GOAL OF THE EXERCISE: Show only those lines of the entries where the string "this" is found.

DATA PROVIDED:
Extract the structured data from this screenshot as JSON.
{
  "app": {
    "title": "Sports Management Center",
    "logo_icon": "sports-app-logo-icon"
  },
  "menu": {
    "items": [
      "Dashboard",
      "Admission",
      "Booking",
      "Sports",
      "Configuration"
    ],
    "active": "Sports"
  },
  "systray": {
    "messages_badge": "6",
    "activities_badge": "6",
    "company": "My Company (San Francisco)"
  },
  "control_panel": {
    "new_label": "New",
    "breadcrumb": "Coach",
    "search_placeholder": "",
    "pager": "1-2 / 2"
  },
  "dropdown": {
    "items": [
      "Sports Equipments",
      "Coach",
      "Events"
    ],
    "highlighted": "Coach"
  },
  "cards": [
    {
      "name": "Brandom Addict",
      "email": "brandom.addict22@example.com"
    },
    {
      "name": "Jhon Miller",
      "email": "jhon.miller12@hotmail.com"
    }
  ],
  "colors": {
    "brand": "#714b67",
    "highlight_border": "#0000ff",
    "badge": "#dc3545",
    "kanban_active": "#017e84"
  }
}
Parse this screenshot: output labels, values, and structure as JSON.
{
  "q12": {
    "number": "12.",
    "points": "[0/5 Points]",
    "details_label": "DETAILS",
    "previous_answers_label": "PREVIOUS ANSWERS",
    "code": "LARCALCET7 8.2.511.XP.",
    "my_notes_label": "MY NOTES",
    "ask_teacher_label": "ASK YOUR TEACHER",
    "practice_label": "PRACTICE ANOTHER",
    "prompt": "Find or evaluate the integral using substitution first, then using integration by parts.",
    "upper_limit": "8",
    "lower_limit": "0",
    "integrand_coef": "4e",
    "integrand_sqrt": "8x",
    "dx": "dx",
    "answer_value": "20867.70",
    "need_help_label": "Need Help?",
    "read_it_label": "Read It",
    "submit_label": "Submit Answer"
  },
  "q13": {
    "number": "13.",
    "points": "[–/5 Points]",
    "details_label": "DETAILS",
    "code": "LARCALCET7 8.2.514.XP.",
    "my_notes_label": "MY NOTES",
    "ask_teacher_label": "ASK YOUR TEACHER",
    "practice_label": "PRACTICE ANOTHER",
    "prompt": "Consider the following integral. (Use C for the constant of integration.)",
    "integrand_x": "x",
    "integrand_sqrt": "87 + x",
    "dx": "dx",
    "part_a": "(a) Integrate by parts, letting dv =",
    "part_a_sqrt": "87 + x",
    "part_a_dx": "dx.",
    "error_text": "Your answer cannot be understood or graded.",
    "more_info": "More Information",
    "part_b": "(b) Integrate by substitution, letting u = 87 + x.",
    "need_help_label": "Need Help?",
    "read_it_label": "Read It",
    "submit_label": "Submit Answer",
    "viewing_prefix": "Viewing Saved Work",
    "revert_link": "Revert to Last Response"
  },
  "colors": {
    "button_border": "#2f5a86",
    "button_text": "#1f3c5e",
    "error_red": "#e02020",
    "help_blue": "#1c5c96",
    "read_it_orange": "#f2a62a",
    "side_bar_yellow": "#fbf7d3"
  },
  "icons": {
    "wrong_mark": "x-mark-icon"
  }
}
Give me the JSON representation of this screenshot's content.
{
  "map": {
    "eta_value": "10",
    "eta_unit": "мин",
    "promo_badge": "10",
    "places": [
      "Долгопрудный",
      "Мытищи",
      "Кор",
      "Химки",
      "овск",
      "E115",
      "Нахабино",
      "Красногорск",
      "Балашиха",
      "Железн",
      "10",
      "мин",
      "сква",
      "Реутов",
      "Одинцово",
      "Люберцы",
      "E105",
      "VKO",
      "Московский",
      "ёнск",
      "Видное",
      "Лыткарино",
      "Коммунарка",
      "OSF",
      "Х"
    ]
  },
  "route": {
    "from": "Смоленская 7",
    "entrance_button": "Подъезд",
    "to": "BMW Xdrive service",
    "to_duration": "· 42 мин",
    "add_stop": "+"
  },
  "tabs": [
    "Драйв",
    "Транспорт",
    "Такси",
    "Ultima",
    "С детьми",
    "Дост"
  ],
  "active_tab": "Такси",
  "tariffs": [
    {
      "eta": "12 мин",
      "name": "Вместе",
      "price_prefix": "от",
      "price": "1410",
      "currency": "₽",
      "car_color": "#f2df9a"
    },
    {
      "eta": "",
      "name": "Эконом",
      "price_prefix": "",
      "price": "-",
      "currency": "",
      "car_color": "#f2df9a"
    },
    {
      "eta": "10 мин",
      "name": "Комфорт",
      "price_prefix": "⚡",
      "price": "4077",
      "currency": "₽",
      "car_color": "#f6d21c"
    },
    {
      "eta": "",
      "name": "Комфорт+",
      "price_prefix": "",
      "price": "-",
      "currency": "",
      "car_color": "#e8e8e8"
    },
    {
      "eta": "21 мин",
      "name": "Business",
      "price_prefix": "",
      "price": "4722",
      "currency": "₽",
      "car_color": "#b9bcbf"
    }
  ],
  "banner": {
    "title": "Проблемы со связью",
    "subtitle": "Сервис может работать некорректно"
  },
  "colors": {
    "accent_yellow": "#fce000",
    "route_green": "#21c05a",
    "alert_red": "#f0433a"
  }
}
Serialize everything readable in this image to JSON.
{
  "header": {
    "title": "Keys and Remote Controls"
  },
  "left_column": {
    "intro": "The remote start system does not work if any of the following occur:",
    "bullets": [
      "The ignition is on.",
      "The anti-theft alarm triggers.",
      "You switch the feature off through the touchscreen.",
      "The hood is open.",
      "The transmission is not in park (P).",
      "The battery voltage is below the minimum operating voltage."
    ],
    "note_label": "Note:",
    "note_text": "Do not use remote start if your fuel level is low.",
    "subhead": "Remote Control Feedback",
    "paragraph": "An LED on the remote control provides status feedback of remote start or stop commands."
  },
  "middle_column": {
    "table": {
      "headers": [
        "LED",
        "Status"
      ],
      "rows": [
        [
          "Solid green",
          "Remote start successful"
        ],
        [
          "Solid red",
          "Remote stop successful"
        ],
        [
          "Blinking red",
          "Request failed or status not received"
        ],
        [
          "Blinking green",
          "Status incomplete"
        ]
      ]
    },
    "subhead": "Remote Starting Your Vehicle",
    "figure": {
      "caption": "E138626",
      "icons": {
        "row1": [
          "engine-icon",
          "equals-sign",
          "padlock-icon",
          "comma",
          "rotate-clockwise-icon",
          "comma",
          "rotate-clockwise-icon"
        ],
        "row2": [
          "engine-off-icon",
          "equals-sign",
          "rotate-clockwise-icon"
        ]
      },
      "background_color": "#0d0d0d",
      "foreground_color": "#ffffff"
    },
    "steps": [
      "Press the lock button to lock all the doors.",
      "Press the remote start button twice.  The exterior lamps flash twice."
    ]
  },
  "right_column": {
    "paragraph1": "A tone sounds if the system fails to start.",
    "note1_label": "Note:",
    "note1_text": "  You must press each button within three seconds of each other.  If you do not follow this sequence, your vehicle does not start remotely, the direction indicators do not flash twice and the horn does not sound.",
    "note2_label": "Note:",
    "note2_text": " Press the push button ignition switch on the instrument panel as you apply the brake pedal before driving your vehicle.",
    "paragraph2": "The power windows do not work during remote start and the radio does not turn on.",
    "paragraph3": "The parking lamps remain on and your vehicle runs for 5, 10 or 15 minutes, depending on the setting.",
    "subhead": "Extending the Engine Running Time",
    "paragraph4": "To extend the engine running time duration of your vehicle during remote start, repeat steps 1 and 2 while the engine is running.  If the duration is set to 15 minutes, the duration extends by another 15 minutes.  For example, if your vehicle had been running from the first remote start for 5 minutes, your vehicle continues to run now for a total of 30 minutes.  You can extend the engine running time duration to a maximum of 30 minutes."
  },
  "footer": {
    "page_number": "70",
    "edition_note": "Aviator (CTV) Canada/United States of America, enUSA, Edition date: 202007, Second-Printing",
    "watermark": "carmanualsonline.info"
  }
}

ANSWER SECTION:
Extract the structured data from this screenshot as JSON.
Parse this screenshot: output labels, values, and structure as JSON.
Give me the JSON representation of this screenshot's content.
Serialize everything readable in this image to JSON.
    "note1_text": "  You must press each button within three seconds of each other.  If you do not follow this sequence, your vehicle does not start remotely, the direction indicators do not flash twice and the horn does not sound.",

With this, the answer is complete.